Electric vehicles on the rise in Ohio despite infrastructure gaps

Charging an electric vehicle in central Ohio is relatively easy. Columbus has hundreds of charging stations scattered throughout the city, but as you travel further afield, charging opportunities quickly disappear.

Ruth Milligan, a longtime Clintonville resident, found this out the hard way when she drove her daughter to Michigan State University college in the family’s Volkswagen ID.4 in August.

“I had done all sorts of mapping and planning work and sent out some stuff in advance,” Milligan said.

A lot of her planning revolved around how much the car could hold, she explained. But weight was less of an issue than drag.

With luggage on the roof and a bike strapped to her back, the wind drag drained her car’s battery faster than expected. She realized that they would not make it to their planned stopover in Toledo.

“We found ourselves in a Mexican restaurant in the middle of Findlay, Ohio, and we were like, ‘How can we imagine coming to East Lansing?’ and the first thing we had to do was imagine not using that car to get there,” she said.

Milligan’s story illustrates the unequal distribution of charging stations across the state.

The US Department of Energy shows more than 1,400 station locations in Ohio, mostly located near urban centers.

But state officials say the road ahead is increasingly gas-free and Ohio needs to prepare for it.

“Automakers have signaled and indicated that they will be moving to electrified vehicles fairly quickly over the next five to 10 years,” said Preeti Choudhary, executive director of DriveOhio.

DriveOhio recently began accepting proposals for companies to build and operate EV fast charging stations across the state.

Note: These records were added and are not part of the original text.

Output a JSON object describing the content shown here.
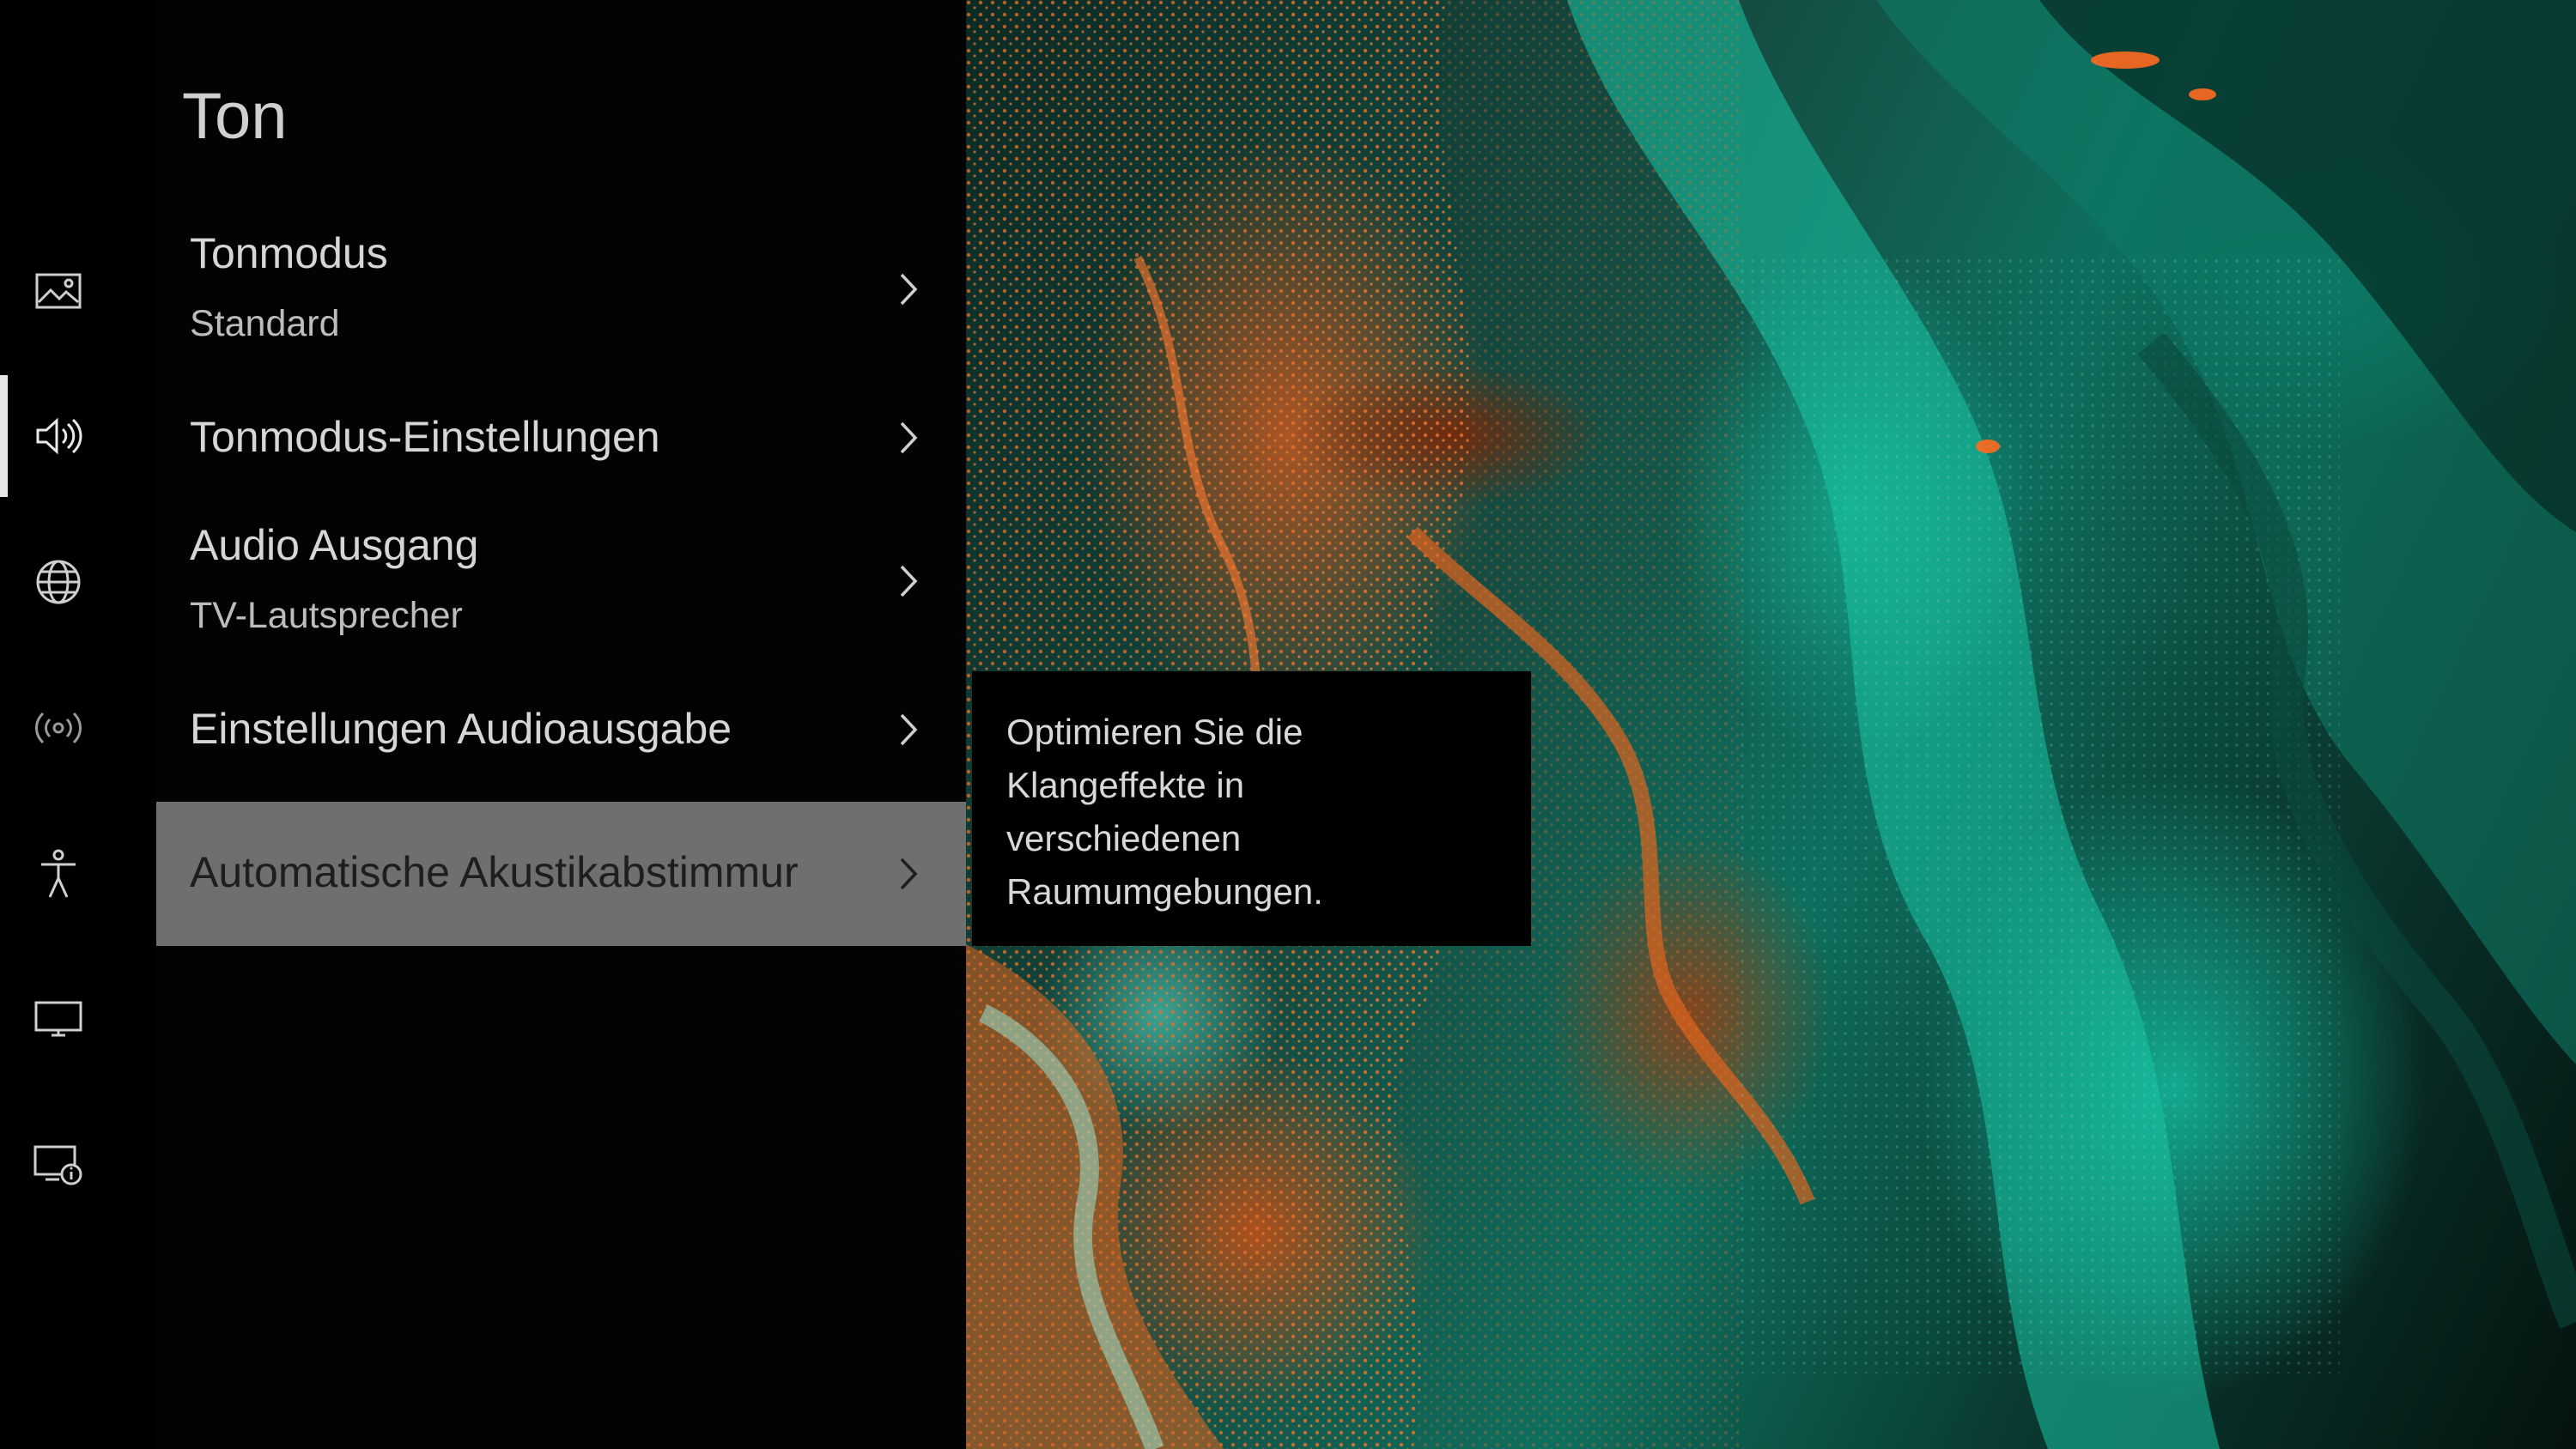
{
  "menu": {
    "title": "Ton",
    "items": [
      {
        "label": "Tonmodus",
        "value": "Standard"
      },
      {
        "label": "Tonmodus-Einstellungen"
      },
      {
        "label": "Audio Ausgang",
        "value": "TV-Lautsprecher"
      },
      {
        "label": "Einstellungen Audioausgabe"
      },
      {
        "label": "Automatische Akustikabstimmur",
        "selected": true
      }
    ]
  },
  "sidebar": {
    "icons": [
      "picture-icon",
      "sound-icon",
      "globe-icon",
      "wireless-broadcast-icon",
      "accessibility-icon",
      "display-icon",
      "device-info-icon"
    ],
    "active": "sound-icon"
  },
  "tooltip": {
    "text": "Optimieren Sie die\nKlangeffekte in\nverschiedenen\nRaumumgebungen."
  },
  "colors": {
    "background": "#000000",
    "selected_item": "#6f6f6f",
    "text": "#d6d6d6",
    "artwork_teal": "#14b89c",
    "artwork_orange": "#e0641e"
  }
}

“These fast chargers could charge a battery and an electric vehicle battery in 20 to 40 minutes, compared to Tier 2 chargers, which would take between four and eight hours to get the same charge. So they have a significantly higher performance,” she said.

There are currently only 13 fast charging stations in Ohio that meet national standards, e.g. B. are one mile from a freeway exit and have at least four charging ports.

Choudhary said plans call for Ohio to add 30 more locations by 2025, located every 50 miles along freeways and state roads.

“We want to make sure everyone has reliable and safe access to fast chargers,” she said.

Electric cars are becoming increasingly popular in the state. It’s not just early adopters who are buying electric vehicles, but more and more transmissions as well, said Zach Doran, president of the Ohio Automobile Dealers Association.

“The performance of these cars and trucks is incredible,” said Doran. “They are super fast. They have a lot of torque. It’s fun to drive. And that’s why I think people are becoming more and more willing to look at them,” he said.

However, some are skeptical that Ohio is ready to move to electric vehicles.

Brian Rothenberg has eight years of automotive public relations experience.

“On the one hand you have to prepare for the future and that is the future of vehicles. But on the other hand, it’s one of those rare cases where demand has to meet expectations at some point,” Rothenberg said.

Battery life needs to be improved for electric vehicles to be truly viable, Rothenberg said. He also fears that despite government investment, there will be insufficient chargers in some areas.

“If you live in an apartment or are downtown, where will you plug your vehicle? How long does charging take? Those are all things that need to be worked on,” he said.

He’s also concerned about auto workers getting a fair wage.

“There are over 240 parts that go into an internal combustion engine, and all the jobs that make those parts need to make a lot fewer parts when you go to a battery-powered vehicle. So are these jobs paid the same as car jobs?” he said.

However, state and industry leaders say Ohio is poised to transition to electric vehicles.

“[Ohio auto dealers] are very involved in this process. They all buy specialty tools and equipment and do training with their technicians to prepare them for selling and servicing those vehicles and answering consumers’ questions,” Doran said.

EV owner Ruth Milligan said her story is a cautionary tale but hopes it doesn’t discourage potential EV buyers.

“We will continue to bring this car to Michigan, but without a roof or a bike rack,” she said.